"AT&T has enough clout to be able to convince people that they're going to be able to do what they say," said Jeanne Schaaf, an analyst with Forrester Research. "But I don't think AT&T's going to edge anybody the market. They're up against people who got there faster and quicker."

AT&T means to expand its presence beyond the mid-sized business market it's now focused on. But it will have to prove it can provide the kind of complicated services that large Internet companies need along with its existing network.

"If you look at AT&T, its roots are in the consumer business," said Paul Santinelli, Frontier GlobalCenter's vice president of technology and applications. Large Internet companies with complex needs are more likely to stick with a company like Frontier with several years of experience of the top of the market, he said.

AT&T executives could not immediately be reached for comment.

Nor does AT&T's planned Web data center construction exceed other major players' efforts, analysts and competitors noted. MCI WorldCom, recently announced a $100 million construction effort data hosting business. Frontier GlobalCenter is building half-dozen new centers of its own, with several of these measuring 100,000 square feet or more.

Making the Web work faster
AT&T also said today that it will begin trials of another new Internet infrastructure technology that helps Web pages load faster, by locating copies of Web pages at many different places throughout a busy network.

This is a business now dominated by tiny startups with names like Akamai , Edgix, and Sandpiper. AT&T says it will partner with one or more of these companies--it will work with Akamai, among others, in trials beginning in November--to provide a Web content companies with a fast lane to consumers' computers.

AT&T's choice of a partner will likely shift the dynamics of this still-young business, providing the endorsement of least one 800-pound network gorilla to a start-up trying to make its name. That could be bad news for other companies trying to popularized their own content-speeding technologies.

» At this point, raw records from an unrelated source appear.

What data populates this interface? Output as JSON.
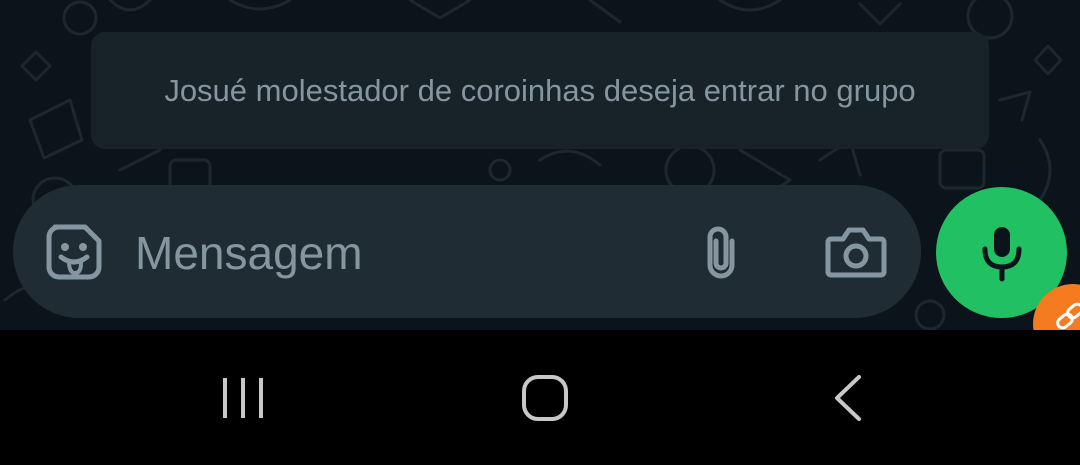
{
  "system_message": {
    "text": "Josué molestador de coroinhas deseja entrar no grupo"
  },
  "composer": {
    "placeholder": "Mensagem",
    "icons": {
      "emoji": "sticker-emoji-icon",
      "attach": "paperclip-icon",
      "camera": "camera-icon"
    }
  },
  "mic_button": {
    "icon": "microphone-icon"
  },
  "overlay_badge": {
    "icon": "link-icon"
  },
  "navigation": {
    "buttons": [
      "recents-icon",
      "home-icon",
      "back-icon"
    ]
  },
  "colors": {
    "chat_background": "#0b141a",
    "bubble_background": "#182229",
    "composer_background": "#1f2c34",
    "secondary_text": "#8696a0",
    "accent_green": "#21c063",
    "nav_background": "#000000",
    "overlay_orange": "#f47b20"
  }
}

But the market is still new enough--and the way that each company approaches the task different enough--that competitors say they are not yet worried.

"They are looking at something more consumer-oriented," said Abhi Chakhi, director of business development for Edgix, one of Akamai's chief competitors. "It's not really a service like what we're doing."